Via three studies of varying methodologies designed to complement and build upon each other, we examine how supervisory ethical leadership is associated with employees' reporting unethical conduct within the organization (i.e., internal whistle-blowing). We also examine whether the positive effect of supervisory ethical leadership is enhanced by another important social influence: coworkers' ethical behavior. As predicted, we found that employees' internal whistle-blowing depends on an ethical tone being set by complementary social influence sources at multiple organizational levels (both supervisory and coworker levels), leading us to conclude that " it takes a village" to support internal whistle-blowing. Also, this interactive effect was found to be mediated by a fear of retaliation in two studies but not by perceptions of futility. We conclude by identifying theoretical and practical implications of our research.
|Original language||English (US)|
|Number of pages||15|
|Journal||Organizational Behavior and Human Decision Processes|
|State||Published - May 1 2013|
All Science Journal Classification (ASJC) codes

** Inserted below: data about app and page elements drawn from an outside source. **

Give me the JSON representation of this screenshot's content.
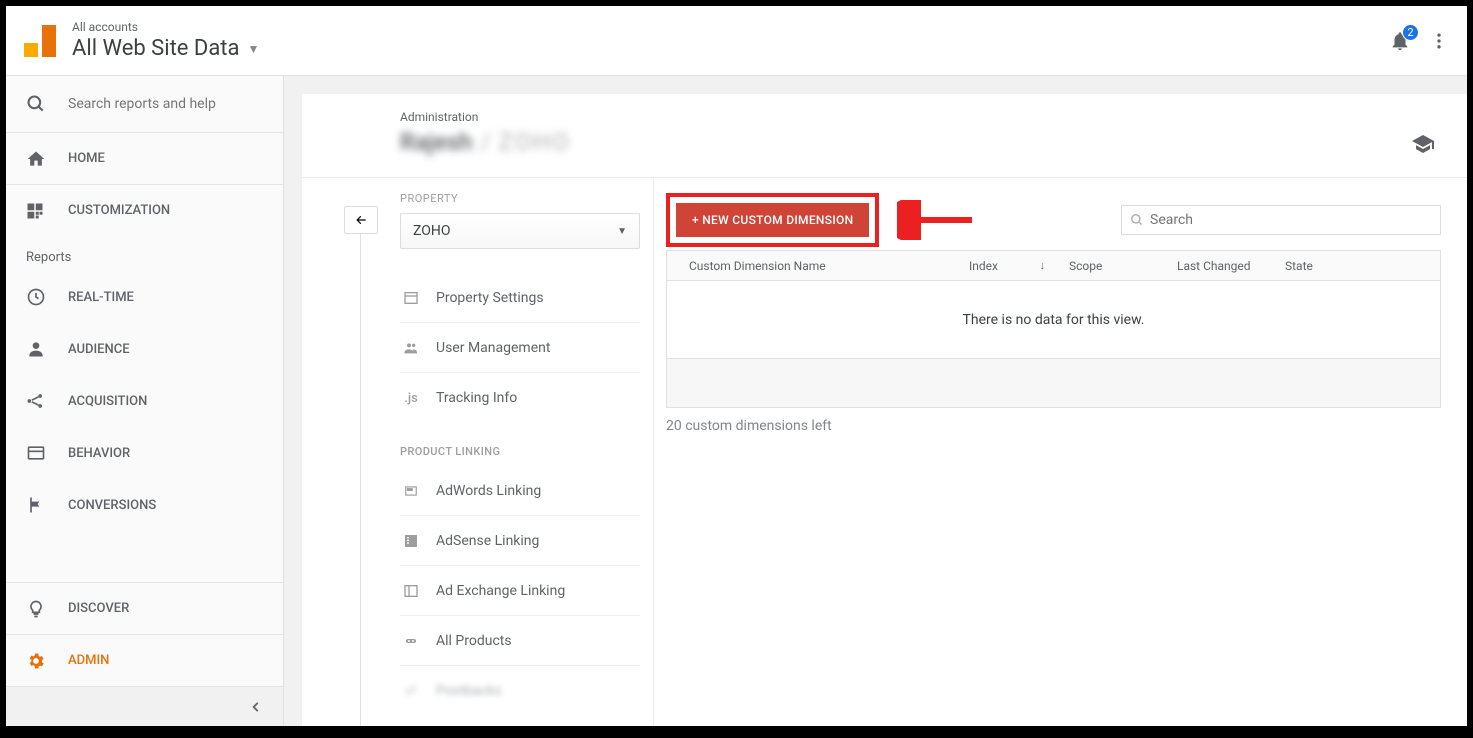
{
  "header": {
    "accounts_label": "All accounts",
    "view_title": "All Web Site Data",
    "notification_count": "2"
  },
  "sidebar": {
    "search_placeholder": "Search reports and help",
    "home": "HOME",
    "customization": "CUSTOMIZATION",
    "reports_label": "Reports",
    "realtime": "REAL-TIME",
    "audience": "AUDIENCE",
    "acquisition": "ACQUISITION",
    "behavior": "BEHAVIOR",
    "conversions": "CONVERSIONS",
    "discover": "DISCOVER",
    "admin": "ADMIN"
  },
  "admin": {
    "label": "Administration",
    "breadcrumb_account": "Rajesh",
    "breadcrumb_property": "ZOHO"
  },
  "property": {
    "label": "PROPERTY",
    "selected": "ZOHO",
    "items": {
      "settings": "Property Settings",
      "user_mgmt": "User Management",
      "tracking": "Tracking Info",
      "section_label": "PRODUCT LINKING",
      "adwords": "AdWords Linking",
      "adsense": "AdSense Linking",
      "adexchange": "Ad Exchange Linking",
      "allproducts": "All Products",
      "postbacks": "Postbacks"
    }
  },
  "main": {
    "new_button": "+ NEW CUSTOM DIMENSION",
    "search_placeholder": "Search",
    "columns": {
      "name": "Custom Dimension Name",
      "index": "Index",
      "scope": "Scope",
      "changed": "Last Changed",
      "state": "State"
    },
    "empty_message": "There is no data for this view.",
    "remaining": "20 custom dimensions left"
  }
}
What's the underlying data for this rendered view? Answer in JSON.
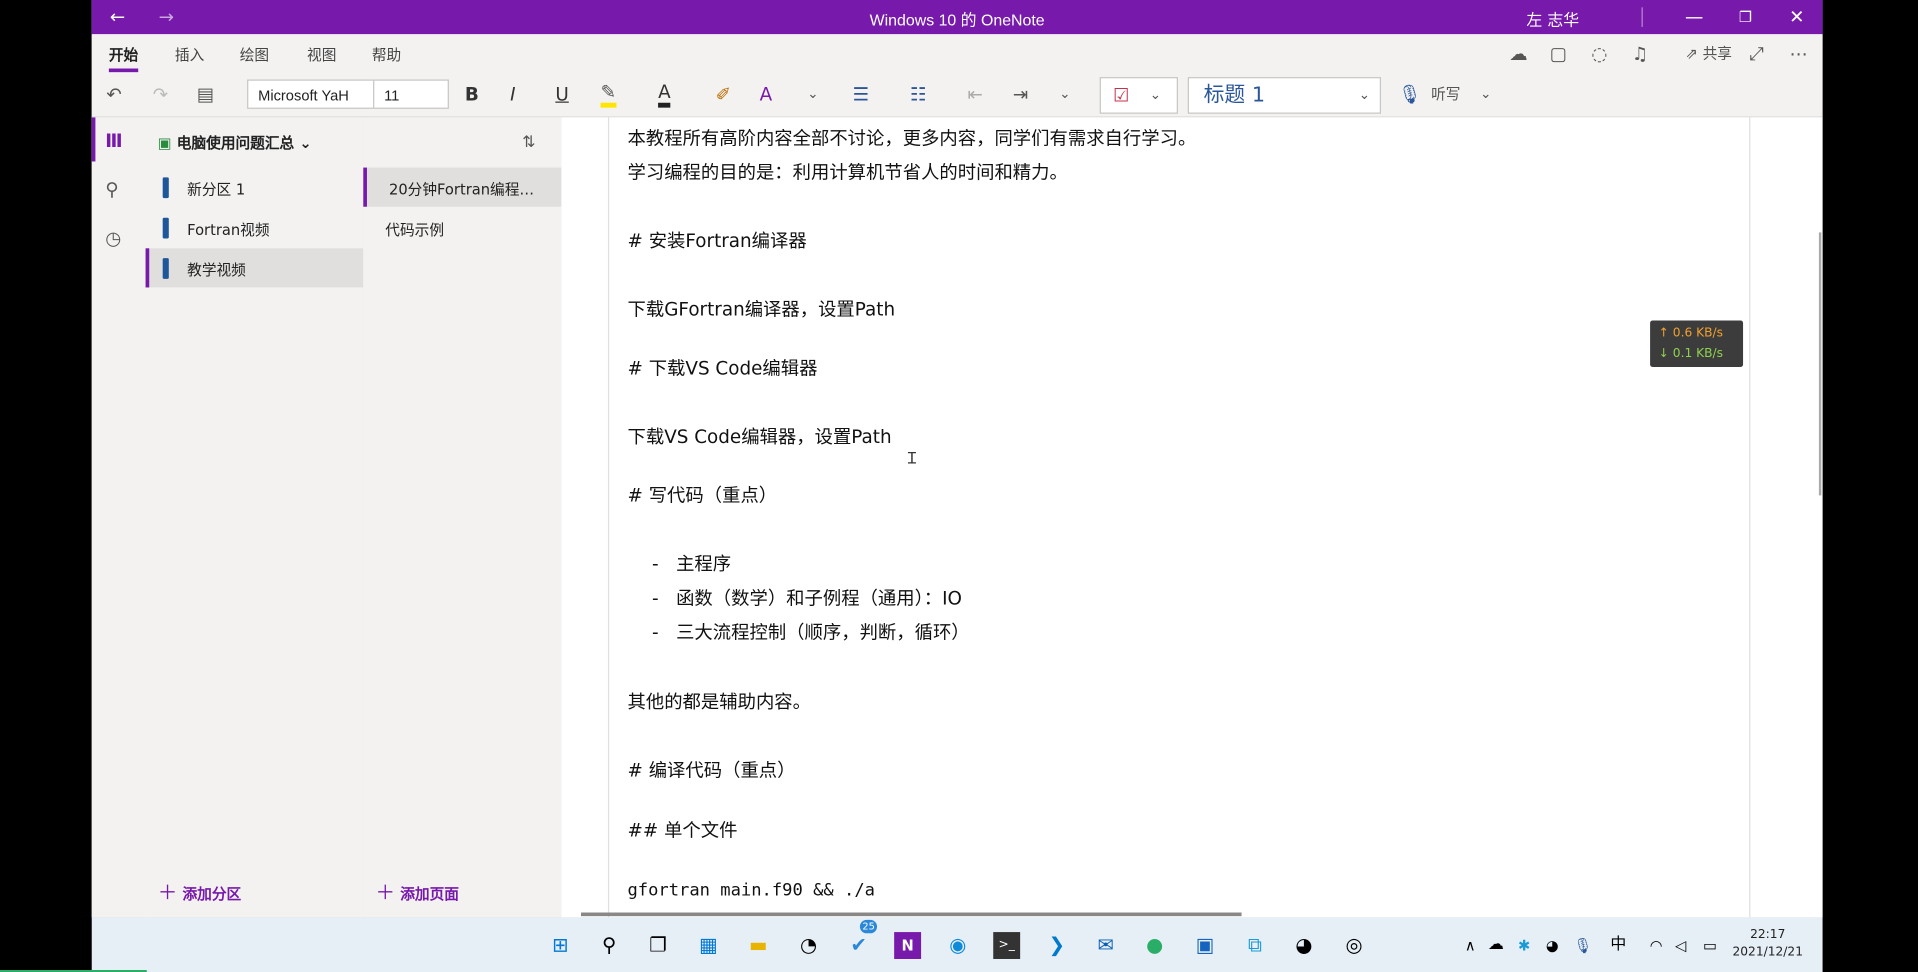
{
  "window": {
    "title": "Windows 10 的 OneNote",
    "user": "左 志华"
  },
  "ribbon": {
    "tabs": [
      "开始",
      "插入",
      "绘图",
      "视图",
      "帮助"
    ],
    "share_label": "共享"
  },
  "toolbar": {
    "font_name": "Microsoft YaH",
    "font_size": "11",
    "style": "标题 1",
    "dictate_label": "听写"
  },
  "notebook": {
    "name": "电脑使用问题汇总"
  },
  "sections": [
    {
      "label": "新分区 1"
    },
    {
      "label": "Fortran视频"
    },
    {
      "label": "教学视频"
    }
  ],
  "pages": [
    {
      "label": "20分钟Fortran编程入..."
    },
    {
      "label": "代码示例"
    }
  ],
  "add_section": "添加分区",
  "add_page": "添加页面",
  "content": {
    "l1": "本教程所有高阶内容全部不讨论，更多内容，同学们有需求自行学习。",
    "l2": "学习编程的目的是：利用计算机节省人的时间和精力。",
    "l3": "# 安装Fortran编译器",
    "l4": "下载GFortran编译器，设置Path",
    "l5": "# 下载VS Code编辑器",
    "l6": "下载VS Code编辑器，设置Path",
    "l7": "# 写代码（重点）",
    "b1": "主程序",
    "b2": "函数（数学）和子例程（通用）：IO",
    "b3": "三大流程控制（顺序，判断，循环）",
    "l8": "其他的都是辅助内容。",
    "l9": "# 编译代码（重点）",
    "l10": "## 单个文件",
    "l11": "gfortran main.f90 && ./a"
  },
  "net": {
    "up": "↑ 0.6 KB/s",
    "down": "↓ 0.1 KB/s",
    "up_color": "#f0a030",
    "down_color": "#8fd14f"
  },
  "taskbar": {
    "badge": "25",
    "ime": "中",
    "time": "22:17",
    "date": "2021/12/21"
  }
}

- Applied Psychology
- Organizational Behavior and Human Resource Management